> _PROBLEM TO SOLVE_:
In full and without alteration, print the records below, minus any images.

(Items from an interface collection)
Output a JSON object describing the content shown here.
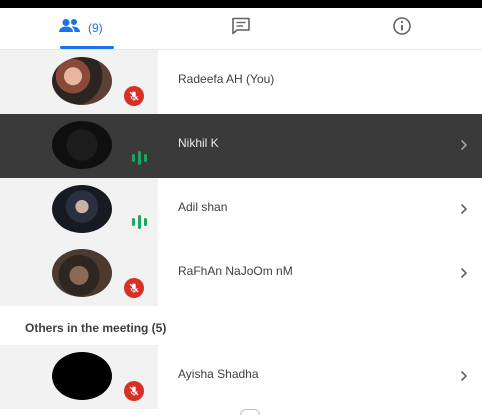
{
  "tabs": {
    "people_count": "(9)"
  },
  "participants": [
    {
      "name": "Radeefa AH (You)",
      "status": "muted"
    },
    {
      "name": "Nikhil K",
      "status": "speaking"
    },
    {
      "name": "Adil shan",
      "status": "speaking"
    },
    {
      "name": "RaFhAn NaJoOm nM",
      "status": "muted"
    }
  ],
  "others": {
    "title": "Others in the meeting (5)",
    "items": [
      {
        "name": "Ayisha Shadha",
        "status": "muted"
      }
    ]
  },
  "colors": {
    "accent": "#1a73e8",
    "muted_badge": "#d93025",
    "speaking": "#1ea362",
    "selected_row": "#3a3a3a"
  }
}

> _PROBLEM SOLUTION_:
Output a JSON object describing the content shown here.
{
  "tabs": {
    "people_count": "(9)"
  },
  "participants": [
    {
      "name": "Radeefa AH (You)",
      "status": "muted"
    },
    {
      "name": "Nikhil K",
      "status": "speaking"
    },
    {
      "name": "Adil shan",
      "status": "speaking"
    },
    {
      "name": "RaFhAn NaJoOm nM",
      "status": "muted"
    }
  ],
  "others": {
    "title": "Others in the meeting (5)",
    "items": [
      {
        "name": "Ayisha Shadha",
        "status": "muted"
      }
    ]
  },
  "colors": {
    "accent": "#1a73e8",
    "muted_badge": "#d93025",
    "speaking": "#1ea362",
    "selected_row": "#3a3a3a"
  }
}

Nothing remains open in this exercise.